The map on iNaturalist shows where members have made observations. Anyone can join and it is a great website to confirm and share your observations.
THERE ARE SEVERAL LINKS AT THE BOTTOM OF THE PAGE FOR FURTHER READING AND TO HELP WITH A BETTER POSITIVE ID.
You know, as widespread as time species is I have only seen it one time growing in the wild. Actually, I saw it growing along the road while walking back from park next to the farm. One solitary plant that obviously had been mowed off many times. I didn’t even realize it was Alfalfa until I uploaded photos on iNaturalist…
I apologize for not writing descriptions at the moment, but I have A LOT of wildflower pages to make and publish before I start getting too busy. I update this site and add new pages over the winter but I didn’t get finished. SO, I decided to just make the page with photos and links to other sites for better plant ID. I will be taking more photos over the summer and posting but I will also be working on these pages as I have time.
I have enjoyed photographing and learning about the many wildflowers growing on the farm and other areas. I have grown over 500 different plants and most have pages listed on the right side of the blog. I am not an expert, botanist, or horticulturalist. I just like growing, photographing, and writing about my experience. I rely on several websites for ID and a horticulturalist I contact if I cannot figure them out. Wildflowers can be somewhat variable from location to location, so sometimes it gets a bit confusing. If you see I have made an error, please let me know so I can correct what I have written.
I hope you found this page useful and be sure to check the links below for more information. They were written by experts and provide much more information. Some sites may not be up-to-date but they are always a work in progress. If you can, I would appreciate it if you would click on the “Like” below and leave a comment. It helps us bloggers stay motivated. You can also send an email to me at email@example.com. I would enjoy hearing from you especially if you notice something is a bit whacky.
NOTE: Plants of the World Online is the most up-to-date database. It is very hard for some to keep with name changes these days so you may find a few discrepancies between the websites. Just be patient. Hopefully, someday they will be in harmony. 🙂
FOR FURTHER READING:
PLANTS OF THE WORLD ONLINE (GENUS/SPECIES)
INTERNATIONAL PLANT NAMES INDEX (GENUS/SPECIES)
WORLD FLORA ONLINE (GENUS/SPECIES)
USDA PLANTS DATABASE
USDA FACT SHEET
FRIENDS OF THE WILDFLOWER GARDEN
PFAF (PLANTS FOR A FUTURE)
SOUTHWEST DESERT FLORA
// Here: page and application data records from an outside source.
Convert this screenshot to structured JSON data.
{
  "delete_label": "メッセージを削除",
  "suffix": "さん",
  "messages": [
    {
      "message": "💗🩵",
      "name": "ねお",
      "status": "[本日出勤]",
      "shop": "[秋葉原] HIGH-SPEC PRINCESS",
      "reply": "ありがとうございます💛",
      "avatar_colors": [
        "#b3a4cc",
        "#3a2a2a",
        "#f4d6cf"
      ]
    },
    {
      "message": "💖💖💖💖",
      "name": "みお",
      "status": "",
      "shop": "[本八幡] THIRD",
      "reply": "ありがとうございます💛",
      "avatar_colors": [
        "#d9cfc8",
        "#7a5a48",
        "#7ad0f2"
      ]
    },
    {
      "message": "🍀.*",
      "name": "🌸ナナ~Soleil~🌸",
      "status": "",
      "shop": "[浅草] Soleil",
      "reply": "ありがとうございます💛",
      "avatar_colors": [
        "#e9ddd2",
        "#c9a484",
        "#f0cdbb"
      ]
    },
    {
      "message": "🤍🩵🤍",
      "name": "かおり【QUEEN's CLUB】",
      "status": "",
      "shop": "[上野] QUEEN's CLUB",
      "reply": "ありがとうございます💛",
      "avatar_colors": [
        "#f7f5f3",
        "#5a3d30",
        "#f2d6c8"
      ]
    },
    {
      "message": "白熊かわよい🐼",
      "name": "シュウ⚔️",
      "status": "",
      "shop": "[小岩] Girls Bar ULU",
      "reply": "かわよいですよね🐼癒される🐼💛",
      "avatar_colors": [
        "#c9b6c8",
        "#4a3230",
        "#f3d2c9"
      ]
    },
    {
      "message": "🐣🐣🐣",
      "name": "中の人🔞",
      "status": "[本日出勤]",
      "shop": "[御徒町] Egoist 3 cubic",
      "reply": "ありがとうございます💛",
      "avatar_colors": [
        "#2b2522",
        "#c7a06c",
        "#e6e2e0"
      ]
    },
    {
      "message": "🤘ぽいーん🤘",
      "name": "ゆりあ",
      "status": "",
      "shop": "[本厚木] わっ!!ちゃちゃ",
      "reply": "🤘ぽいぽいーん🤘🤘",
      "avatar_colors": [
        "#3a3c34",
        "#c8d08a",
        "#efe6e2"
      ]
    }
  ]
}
SOUTHWEST COLORADO WILDFLOWERS
EDIBLE WILD FOOD
NOTE: The data (figures, maps, accepted names, etc.) may not match on these websites. It depends on when and how they make updates and when their sources make updates (and if they update their sources or even read what they say). Some websites have hundreds and even many thousands of species to keep up with. Accepted scientific names change periodically and it can be hard to keep with as well. Some of the links may use a name that is a synonym on other sites. In my opinion, Plants of the World Online by Kew is the most reliable and up-to-date plant database and they make updates on a regular basis. I make updates “at least” once a year and when I write new pages or add new photos but I do get behind. We are all a work in progress. 🙂